Video | Agriculture | Confidence | Economy | Energy | Employment | Finance | Media | Property | RBNZ | Science | SOEs | Tax | Technology | Telecoms | Tourism | Transport | Search

 


NZ dollar falls as some traders take profits near 84 US cts

NZ dollar gives up gains as some traders take profits near 84 US cents

Jan. 3 (BusinessDesk) – The New Zealand dollar, which soared along with stocks on Wall Street and in Europe on the US fiscal cliff deal, gave up some of its gains as traders sold the currency as it neared 84 US cents.

The kiwi dollar recently traded at 83.16 US cents from 83.73 cents in Asian trading yesterday, having reached as high as 83.92 cents overnight. It was at 82.76 cents before news of the deal in Washington came through. The trade-weighted index fell to 74.46 from 74.98.

US Treasuries sold off and equity markets on both sides of the Atlantic rallied on the first day of trading in 2013, buoyed by a US budget agreement that eliminated tax increases and spending cuts that might have tipped the world's biggest economy into recession.

“There’s clearly some profit taking kicking in,” Richard Franulovich, a senior currency strategist at Westpac Banking Corp in New York. “There’s no specific kiwi-negative news.”

The kiwi dollar may not fall much further, with “solid demand” from 81.50 US cents, he said.

The local currency hasn’t exceeded 84 US cents since Dec. 19. It didn’t move much after dairy product prices rose 2 percent in the first GlobalDairyTrade auction of 2013, recovering losses through the tail-end of last year.

The New Zealand dollar slipped to 79.10 Australian cents from 79.87 cents and rose to 72.30 yen from 73.02 yen. It eased to 51.08 British pence from 51.20 pence and was little changed at 63.02 euro cents.

(BusinessDesk)

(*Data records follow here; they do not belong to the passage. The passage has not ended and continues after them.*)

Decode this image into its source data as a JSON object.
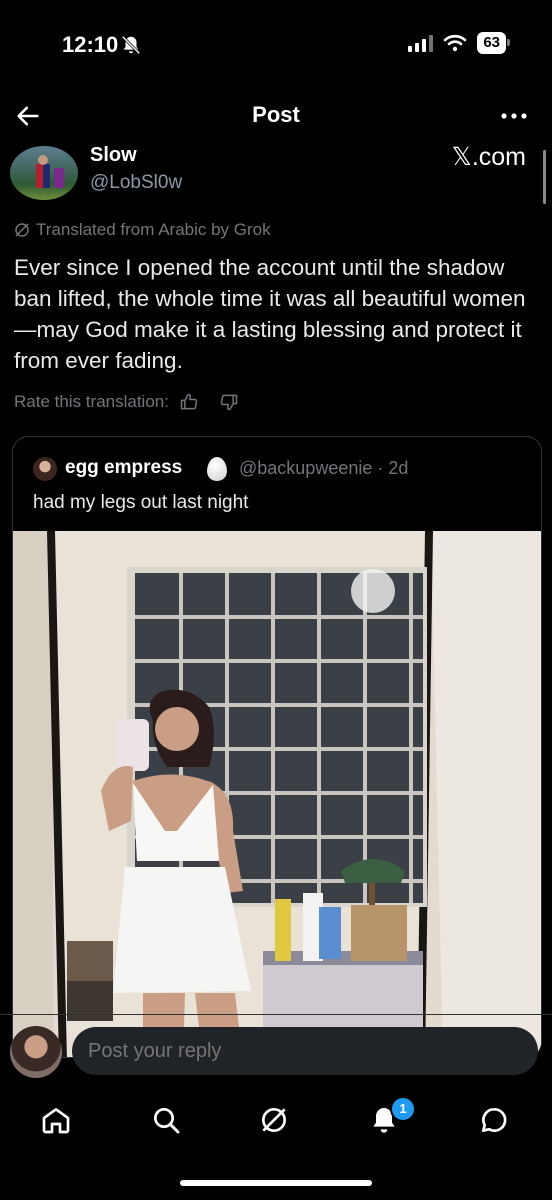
{
  "status_bar": {
    "time": "12:10",
    "battery": "63"
  },
  "header": {
    "title": "Post"
  },
  "post": {
    "author_name": "Slow",
    "author_handle": "@LobSl0w",
    "source_label": "𝕏.com",
    "translated_label": "Translated from Arabic by Grok",
    "text": "Ever since I opened the account until the shadow ban lifted, the whole time it was all beautiful women—may God make it a lasting blessing and protect it from ever fading.",
    "rate_label": "Rate this translation:"
  },
  "quote": {
    "name": "egg empress",
    "handle_meta": "@backupweenie · 2d",
    "text": "had my legs out last night"
  },
  "reply": {
    "placeholder": "Post your reply"
  },
  "nav": {
    "notification_count": "1"
  },
  "colors": {
    "accent": "#1d9bf0",
    "background": "#000000",
    "muted": "#71767b"
  }
}
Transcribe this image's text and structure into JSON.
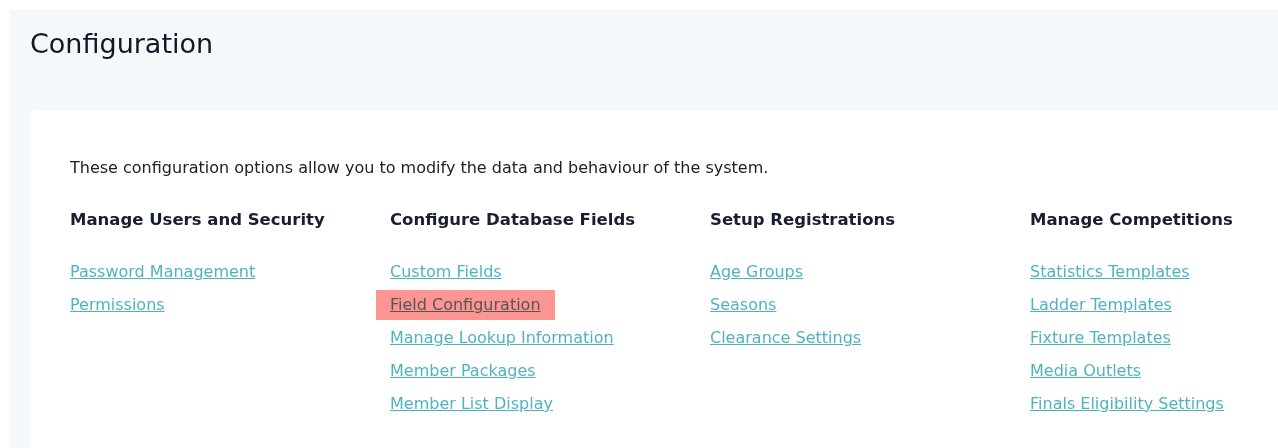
{
  "page": {
    "title": "Configuration"
  },
  "intro": "These configuration options allow you to modify the data and behaviour of the system.",
  "sections": [
    {
      "heading": "Manage Users and Security",
      "links": [
        {
          "label": "Password Management",
          "highlighted": false
        },
        {
          "label": "Permissions",
          "highlighted": false
        }
      ]
    },
    {
      "heading": "Configure Database Fields",
      "links": [
        {
          "label": "Custom Fields",
          "highlighted": false
        },
        {
          "label": "Field Configuration",
          "highlighted": true
        },
        {
          "label": "Manage Lookup Information",
          "highlighted": false
        },
        {
          "label": "Member Packages",
          "highlighted": false
        },
        {
          "label": "Member List Display",
          "highlighted": false
        }
      ]
    },
    {
      "heading": "Setup Registrations",
      "links": [
        {
          "label": "Age Groups",
          "highlighted": false
        },
        {
          "label": "Seasons",
          "highlighted": false
        },
        {
          "label": "Clearance Settings",
          "highlighted": false
        }
      ]
    },
    {
      "heading": "Manage Competitions",
      "links": [
        {
          "label": "Statistics Templates",
          "highlighted": false
        },
        {
          "label": "Ladder Templates",
          "highlighted": false
        },
        {
          "label": "Fixture Templates",
          "highlighted": false
        },
        {
          "label": "Media Outlets",
          "highlighted": false
        },
        {
          "label": "Finals Eligibility Settings",
          "highlighted": false
        }
      ]
    }
  ]
}
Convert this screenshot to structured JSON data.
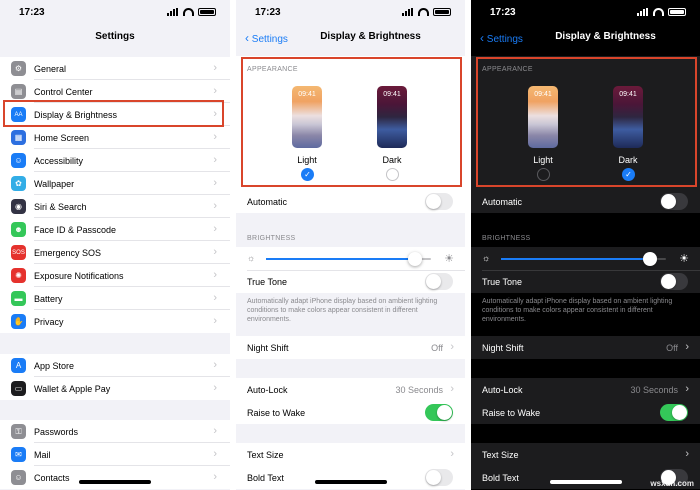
{
  "settings": {
    "status_time": "17:23",
    "title": "Settings",
    "group1": [
      {
        "label": "General",
        "icon": "gear-icon",
        "color": "#8e8e93",
        "glyph": "⚙"
      },
      {
        "label": "Control Center",
        "icon": "control-center-icon",
        "color": "#8e8e93",
        "glyph": "▤"
      },
      {
        "label": "Display & Brightness",
        "icon": "display-icon",
        "color": "#1a7cf6",
        "glyph": "AA"
      },
      {
        "label": "Home Screen",
        "icon": "home-screen-icon",
        "color": "#2c6fe0",
        "glyph": "▦"
      },
      {
        "label": "Accessibility",
        "icon": "accessibility-icon",
        "color": "#1a7cf6",
        "glyph": "☺"
      },
      {
        "label": "Wallpaper",
        "icon": "wallpaper-icon",
        "color": "#32ade6",
        "glyph": "✿"
      },
      {
        "label": "Siri & Search",
        "icon": "siri-icon",
        "color": "#333344",
        "glyph": "◉"
      },
      {
        "label": "Face ID & Passcode",
        "icon": "face-id-icon",
        "color": "#34c759",
        "glyph": "☻"
      },
      {
        "label": "Emergency SOS",
        "icon": "sos-icon",
        "color": "#e5322d",
        "glyph": "SOS"
      },
      {
        "label": "Exposure Notifications",
        "icon": "exposure-icon",
        "color": "#e5322d",
        "glyph": "✺"
      },
      {
        "label": "Battery",
        "icon": "battery-icon",
        "color": "#34c759",
        "glyph": "▬"
      },
      {
        "label": "Privacy",
        "icon": "privacy-icon",
        "color": "#1a7cf6",
        "glyph": "✋"
      }
    ],
    "group2": [
      {
        "label": "App Store",
        "icon": "app-store-icon",
        "color": "#1a7cf6",
        "glyph": "A"
      },
      {
        "label": "Wallet & Apple Pay",
        "icon": "wallet-icon",
        "color": "#1c1c1e",
        "glyph": "▭"
      }
    ],
    "group3": [
      {
        "label": "Passwords",
        "icon": "key-icon",
        "color": "#8e8e93",
        "glyph": "⚿"
      },
      {
        "label": "Mail",
        "icon": "mail-icon",
        "color": "#1a7cf6",
        "glyph": "✉"
      },
      {
        "label": "Contacts",
        "icon": "contacts-icon",
        "color": "#8e8e93",
        "glyph": "☺"
      }
    ]
  },
  "display": {
    "status_time": "17:23",
    "back_label": "Settings",
    "title": "Display & Brightness",
    "appearance_header": "APPEARANCE",
    "phone_time": "09:41",
    "light_label": "Light",
    "dark_label": "Dark",
    "automatic_label": "Automatic",
    "brightness_header": "BRIGHTNESS",
    "brightness_level": 0.9,
    "true_tone_label": "True Tone",
    "true_tone_footer": "Automatically adapt iPhone display based on ambient lighting conditions to make colors appear consistent in different environments.",
    "night_shift_label": "Night Shift",
    "night_shift_value": "Off",
    "auto_lock_label": "Auto-Lock",
    "auto_lock_value": "30 Seconds",
    "raise_to_wake_label": "Raise to Wake",
    "text_size_label": "Text Size",
    "bold_text_label": "Bold Text"
  },
  "watermark": "wsxdn.com"
}
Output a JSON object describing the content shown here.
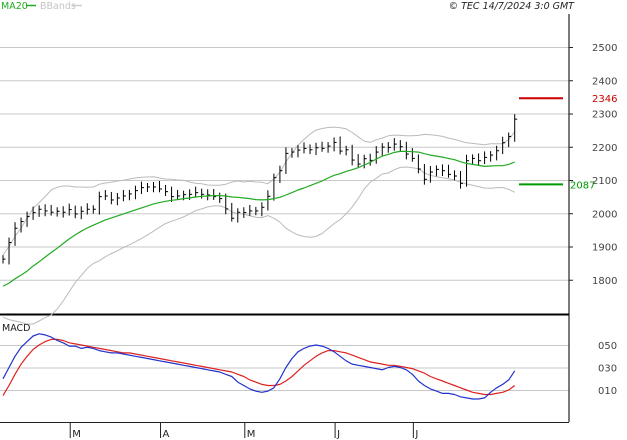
{
  "header": {
    "legend_ma": "MA20",
    "legend_bb": "BBands",
    "copyright": "© TEC 14/7/2024 3:0 GMT"
  },
  "macd_panel": {
    "label": "MACD"
  },
  "colors": {
    "background": "#ffffff",
    "grid": "#c8c8c8",
    "price_bars": "#000000",
    "ma20": "#22aa22",
    "bbands": "#bbbbbb",
    "macd_line": "#2233cc",
    "signal_line": "#dd2222",
    "marker_upper": "#cc0000",
    "marker_lower": "#009900"
  },
  "chart_data": [
    {
      "type": "line",
      "subtype": "ohlc-bars with MA20 and Bollinger Bands",
      "title": "",
      "xlabel": "",
      "ylabel": "",
      "ylim": [
        1700,
        2600
      ],
      "y_ticks": [
        1800,
        1900,
        2000,
        2100,
        2200,
        2300,
        2400,
        2500
      ],
      "y_tick_labels": [
        "1800",
        "1900",
        "2000",
        "2100",
        "2200",
        "2300",
        "2400",
        "2500"
      ],
      "x_month_labels": [
        "M",
        "A",
        "M",
        "J",
        "J"
      ],
      "month_start_index": [
        11,
        26,
        40,
        55,
        68
      ],
      "grid": true,
      "markers": [
        {
          "label": "2346",
          "value": 2346,
          "color": "#cc0000"
        },
        {
          "label": "2087",
          "value": 2087,
          "color": "#009900"
        }
      ],
      "close": [
        1862,
        1912,
        1955,
        1975,
        1990,
        2002,
        2012,
        2007,
        2003,
        2006,
        2003,
        2011,
        1998,
        2006,
        2012,
        2012,
        2050,
        2052,
        2040,
        2046,
        2052,
        2058,
        2068,
        2077,
        2079,
        2079,
        2073,
        2065,
        2050,
        2052,
        2056,
        2057,
        2062,
        2057,
        2055,
        2050,
        2044,
        2013,
        1985,
        2003,
        2002,
        2007,
        2007,
        2018,
        2051,
        2107,
        2128,
        2180,
        2184,
        2190,
        2195,
        2191,
        2197,
        2195,
        2202,
        2213,
        2187,
        2191,
        2160,
        2148,
        2164,
        2159,
        2184,
        2199,
        2198,
        2208,
        2200,
        2178,
        2165,
        2133,
        2102,
        2124,
        2132,
        2128,
        2117,
        2112,
        2090,
        2158,
        2165,
        2158,
        2168,
        2175,
        2188,
        2212,
        2231,
        2283
      ],
      "series": [
        {
          "name": "MA20",
          "values": [
            1781,
            1790,
            1803,
            1814,
            1826,
            1841,
            1854,
            1868,
            1882,
            1895,
            1909,
            1923,
            1935,
            1946,
            1956,
            1964,
            1972,
            1980,
            1986,
            1992,
            1998,
            2004,
            2010,
            2016,
            2022,
            2028,
            2032,
            2036,
            2039,
            2041,
            2044,
            2046,
            2049,
            2051,
            2052,
            2053,
            2053,
            2052,
            2049,
            2048,
            2046,
            2044,
            2041,
            2040,
            2041,
            2044,
            2048,
            2055,
            2062,
            2070,
            2076,
            2083,
            2090,
            2097,
            2106,
            2114,
            2119,
            2126,
            2131,
            2137,
            2145,
            2153,
            2163,
            2172,
            2177,
            2183,
            2186,
            2186,
            2185,
            2184,
            2179,
            2175,
            2172,
            2169,
            2165,
            2161,
            2155,
            2150,
            2147,
            2144,
            2141,
            2142,
            2143,
            2143,
            2147,
            2154
          ]
        },
        {
          "name": "BBands upper",
          "values": [
            1875,
            1900,
            1930,
            1956,
            1985,
            2015,
            2032,
            2050,
            2070,
            2078,
            2082,
            2082,
            2079,
            2079,
            2078,
            2079,
            2087,
            2091,
            2093,
            2097,
            2099,
            2103,
            2106,
            2108,
            2109,
            2110,
            2106,
            2103,
            2102,
            2100,
            2099,
            2094,
            2090,
            2089,
            2085,
            2084,
            2084,
            2087,
            2094,
            2097,
            2094,
            2096,
            2094,
            2093,
            2089,
            2103,
            2123,
            2155,
            2180,
            2205,
            2222,
            2238,
            2250,
            2255,
            2258,
            2259,
            2257,
            2254,
            2243,
            2230,
            2217,
            2213,
            2221,
            2226,
            2233,
            2235,
            2234,
            2233,
            2233,
            2234,
            2237,
            2236,
            2234,
            2231,
            2226,
            2222,
            2217,
            2212,
            2210,
            2208,
            2206,
            2209,
            2209,
            2209,
            2222,
            2245
          ]
        },
        {
          "name": "BBands lower",
          "values": [
            1687,
            1680,
            1676,
            1672,
            1667,
            1667,
            1676,
            1686,
            1694,
            1712,
            1736,
            1764,
            1791,
            1813,
            1834,
            1849,
            1857,
            1869,
            1879,
            1887,
            1897,
            1905,
            1914,
            1924,
            1935,
            1946,
            1958,
            1969,
            1976,
            1982,
            1989,
            1998,
            2008,
            2013,
            2019,
            2022,
            2022,
            2017,
            2004,
            1999,
            1998,
            1992,
            1988,
            1987,
            1993,
            1985,
            1973,
            1955,
            1944,
            1935,
            1930,
            1928,
            1930,
            1939,
            1954,
            1969,
            1981,
            1998,
            2019,
            2044,
            2073,
            2093,
            2105,
            2118,
            2121,
            2131,
            2138,
            2139,
            2137,
            2134,
            2121,
            2114,
            2110,
            2107,
            2104,
            2100,
            2093,
            2088,
            2084,
            2080,
            2076,
            2075,
            2077,
            2077,
            2072,
            2063
          ]
        }
      ]
    },
    {
      "type": "line",
      "title": "MACD",
      "ylim": [
        -25,
        65
      ],
      "y_ticks": [
        10,
        30,
        50
      ],
      "y_tick_labels": [
        "010",
        "030",
        "050"
      ],
      "grid": true,
      "series": [
        {
          "name": "MACD",
          "values": [
            20,
            30,
            40,
            48,
            53,
            58,
            60,
            59,
            57,
            54,
            52,
            49,
            49,
            47,
            48,
            47,
            45,
            44,
            43,
            43,
            42,
            41,
            40,
            39,
            38,
            37,
            36,
            35,
            34,
            33,
            32,
            31,
            30,
            29,
            28,
            27,
            26,
            24,
            22,
            17,
            14,
            11,
            9,
            8,
            9,
            12,
            20,
            30,
            38,
            44,
            47,
            49,
            50,
            49,
            47,
            44,
            40,
            36,
            33,
            32,
            31,
            30,
            29,
            28,
            30,
            31,
            30,
            28,
            24,
            18,
            14,
            11,
            9,
            7,
            7,
            6,
            4,
            3,
            2,
            2,
            3,
            8,
            12,
            15,
            19,
            27
          ]
        },
        {
          "name": "Signal",
          "values": [
            5,
            14,
            24,
            33,
            40,
            46,
            50,
            53,
            55,
            55,
            54,
            52,
            51,
            50,
            49,
            48,
            47,
            46,
            45,
            44,
            43,
            43,
            42,
            41,
            40,
            39,
            38,
            37,
            36,
            35,
            34,
            33,
            32,
            31,
            30,
            29,
            28,
            27,
            26,
            24,
            22,
            19,
            17,
            15,
            14,
            14,
            15,
            18,
            22,
            27,
            32,
            36,
            40,
            43,
            45,
            45,
            44,
            43,
            41,
            39,
            37,
            35,
            34,
            33,
            32,
            32,
            31,
            30,
            29,
            27,
            25,
            22,
            20,
            18,
            16,
            14,
            12,
            10,
            8,
            7,
            6,
            6,
            7,
            8,
            10,
            14
          ]
        }
      ]
    }
  ]
}
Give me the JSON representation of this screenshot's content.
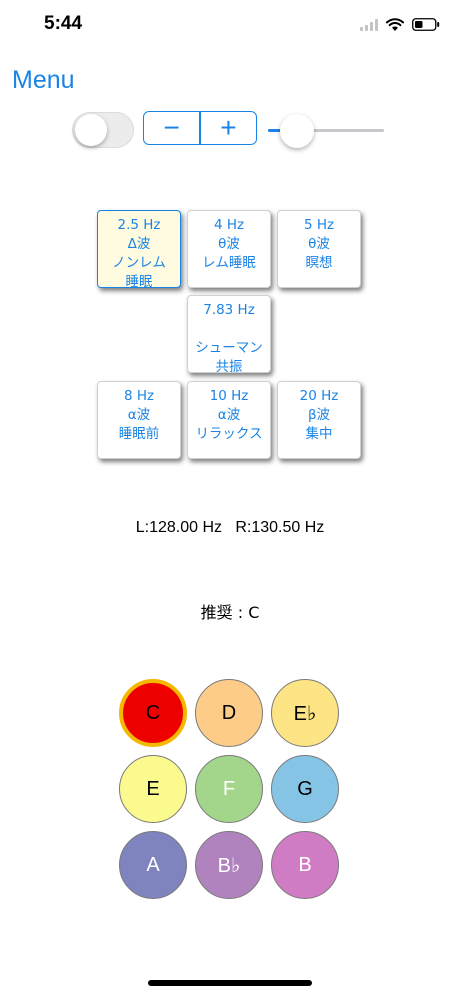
{
  "status_bar": {
    "time": "5:44"
  },
  "nav": {
    "menu_label": "Menu"
  },
  "controls": {
    "toggle_on": false,
    "stepper_minus": "−",
    "stepper_plus": "+",
    "slider_value": 0.25,
    "accent_color": "#1a84e6"
  },
  "frequency_buttons": [
    {
      "hz": "2.5 Hz",
      "line2": "Δ波",
      "line3": "ノンレム",
      "line4": "睡眠",
      "selected": true
    },
    {
      "hz": "4 Hz",
      "line2": "θ波",
      "line3": "レム睡眠",
      "line4": ""
    },
    {
      "hz": "5 Hz",
      "line2": "θ波",
      "line3": "瞑想",
      "line4": ""
    },
    {
      "hz": "7.83 Hz",
      "line2": "",
      "line3": "シューマン",
      "line4": "共振"
    },
    {
      "hz": "8 Hz",
      "line2": "α波",
      "line3": "睡眠前",
      "line4": ""
    },
    {
      "hz": "10 Hz",
      "line2": "α波",
      "line3": "リラックス",
      "line4": ""
    },
    {
      "hz": "20 Hz",
      "line2": "β波",
      "line3": "集中",
      "line4": ""
    }
  ],
  "readout": {
    "frequencies": "L:128.00 Hz   R:130.50 Hz"
  },
  "recommendation": {
    "text": "推奨 : C"
  },
  "notes": [
    {
      "label": "C",
      "color": "#ee0000",
      "text_color": "#000000",
      "selected": true
    },
    {
      "label": "D",
      "color": "#fdcc88",
      "text_color": "#000000"
    },
    {
      "label": "E♭",
      "color": "#fde485",
      "text_color": "#000000"
    },
    {
      "label": "E",
      "color": "#fbfa8e",
      "text_color": "#000000"
    },
    {
      "label": "F",
      "color": "#a3d68a",
      "text_color": "#ffffff"
    },
    {
      "label": "G",
      "color": "#86c4e6",
      "text_color": "#000000"
    },
    {
      "label": "A",
      "color": "#7f83be",
      "text_color": "#ffffff"
    },
    {
      "label": "B♭",
      "color": "#b083be",
      "text_color": "#ffffff"
    },
    {
      "label": "B",
      "color": "#d07cc4",
      "text_color": "#ffffff"
    }
  ]
}
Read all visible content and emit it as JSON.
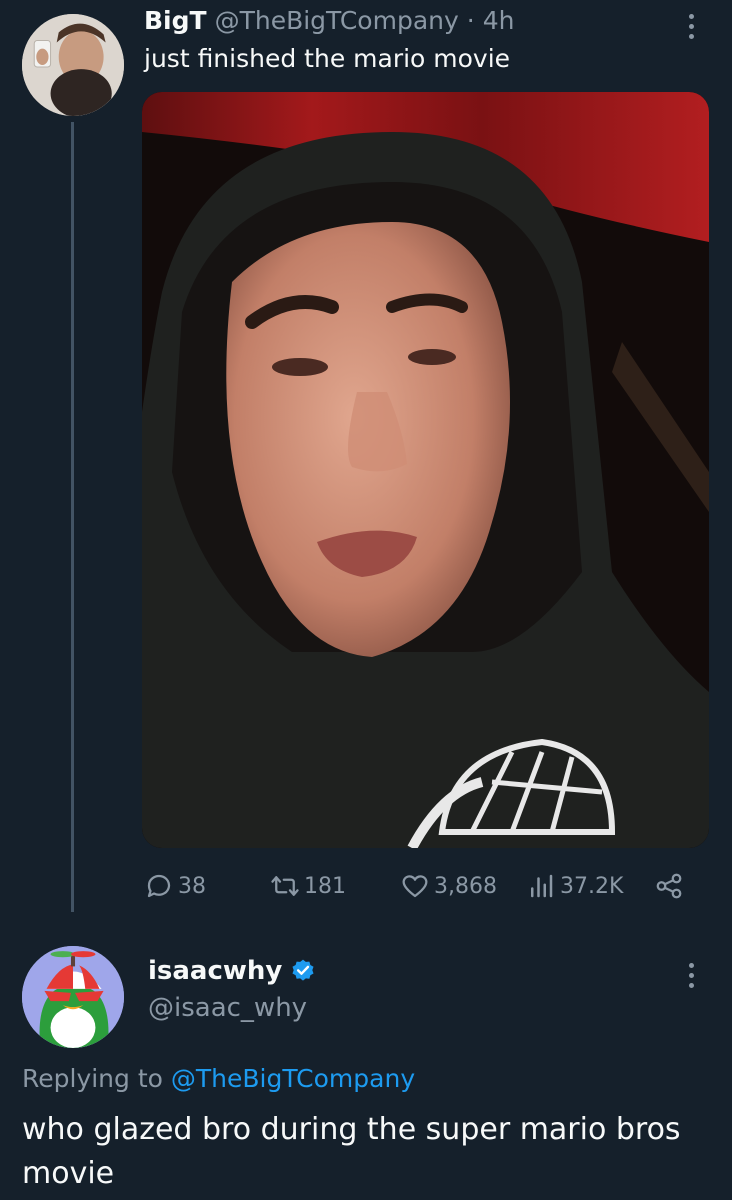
{
  "tweet": {
    "author_name": "BigT",
    "author_handle": "@TheBigTCompany",
    "separator": "·",
    "time": "4h",
    "text": "just finished the mario movie",
    "stats": {
      "replies": "38",
      "retweets": "181",
      "likes": "3,868",
      "views": "37.2K"
    }
  },
  "reply": {
    "author_name": "isaacwhy",
    "author_handle": "@isaac_why",
    "replying_prefix": "Replying to",
    "replying_to": "@TheBigTCompany",
    "text": "who glazed bro during the super mario bros movie"
  },
  "icons": {
    "reply": "speech-bubble-icon",
    "retweet": "retweet-arrows-icon",
    "like": "heart-icon",
    "views": "bar-chart-icon",
    "share": "share-nodes-icon",
    "more": "more-dots-vertical-icon",
    "verified": "verified-badge-icon"
  },
  "colors": {
    "background": "#15202b",
    "text_primary": "#f7f9f9",
    "text_secondary": "#8b98a5",
    "accent": "#1d9bf0",
    "thread_line": "#425364"
  }
}
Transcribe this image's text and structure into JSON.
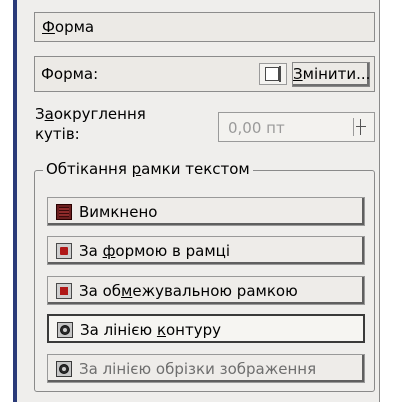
{
  "section": {
    "label_pre": "",
    "label_u": "Ф",
    "label_post": "орма"
  },
  "shape": {
    "label": "Форма:",
    "icon": "shape-picker-icon",
    "change_pre": "",
    "change_u": "З",
    "change_post": "мінити..."
  },
  "rounding": {
    "label_line1_pre": "З",
    "label_line1_u": "а",
    "label_line1_post": "округлення",
    "label_line2": "кутів:",
    "value": "0,00 пт"
  },
  "wrap": {
    "title_pre": "Обтікання ",
    "title_u": "р",
    "title_post": "амки текстом",
    "options": [
      {
        "pre": "Вимкнено",
        "u": "",
        "post": "",
        "icon": "wrap-off-icon",
        "state": "normal"
      },
      {
        "pre": "За ",
        "u": "ф",
        "post": "ормою в рамці",
        "icon": "wrap-shape-icon",
        "state": "normal"
      },
      {
        "pre": "За об",
        "u": "м",
        "post": "ежувальною рамкою",
        "icon": "wrap-bounding-icon",
        "state": "normal"
      },
      {
        "pre": "За лінією ",
        "u": "к",
        "post": "онтуру",
        "icon": "wrap-contour-icon",
        "state": "selected"
      },
      {
        "pre": "За лінією обрізки зображення",
        "u": "",
        "post": "",
        "icon": "wrap-crop-contour-icon",
        "state": "dimmed"
      }
    ]
  },
  "colors": {
    "panel_bg": "#efeeec",
    "frame_accent": "#2a3a78",
    "disabled_text": "#6e6e6e"
  }
}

© Scoop Media

 
 
 
 
 
Business Headlines | Sci-Tech Headlines

 

RMTU: Mediation Between Lyttelton Port And Union Fails

The Rail and Maritime Union (RMTU) has opted to continue its overtime ban indefinitely after mediation with the Lyttelton Port of Christchurch (LPC) failed to progress collective bargaining. More>>

Earlier:

Science Policy: Callaghan, NSC Funding Knocked In Submissions

Callaghan Innovation, which was last year allocated a budget of $566 million over four years to dish out research and development grants, and the National Science Challenges attracted criticism in submissions on the government’s draft national statement of science investment, with science funding largely seen as too fragmented. More>>

ALSO:

Scoop Business: Spark, Voda And Telstra To Lay New Trans-Tasman Cable

Spark New Zealand and Vodafone, New Zealand’s two dominant telecommunications providers, in partnership with Australian provider Telstra, will spend US$70 million building a trans-Tasman submarine cable to bolster broadband traffic between the neighbouring countries and the rest of the world. More>>

ALSO:

More:

Statistics: Current Account Deficit Widens

New Zealand's annual current account deficit was $6.1 billion (2.6 percent of GDP) for the year ended September 2014. This compares with a deficit of $5.8 billion (2.5 percent of GDP) for the year ended June 2014. More>>

ALSO:

Still In The Red: NZ Govt Shunts Out Surplus To 2016

The New Zealand government has pushed out its targeted return to surplus for a year as falling dairy prices and a low inflation environment has kept a lid on its rising tax take, but is still dangling a possible tax cut in 2017, the next election year and promising to try and achieve the surplus pledge on which it campaigned for election in September. More>>

ALSO:

Job Insecurity: Time For Jobs That Count In The Meat Industry

“Meat Workers face it all”, says Graham Cooke, Meat Workers Union National Secretary. “Seasonal work, dangerous jobs, casual and zero hours contracts, and increasing pressure on workers to join non-union individual agreements. More>>

ALSO:

Get More From Scoop

 
 
Standards New Zealand

Standards New Zealand
 
 
 
 
 
 
 
 
Business
Search Scoop  
 
 
Powered by Vodafone
NZ independent news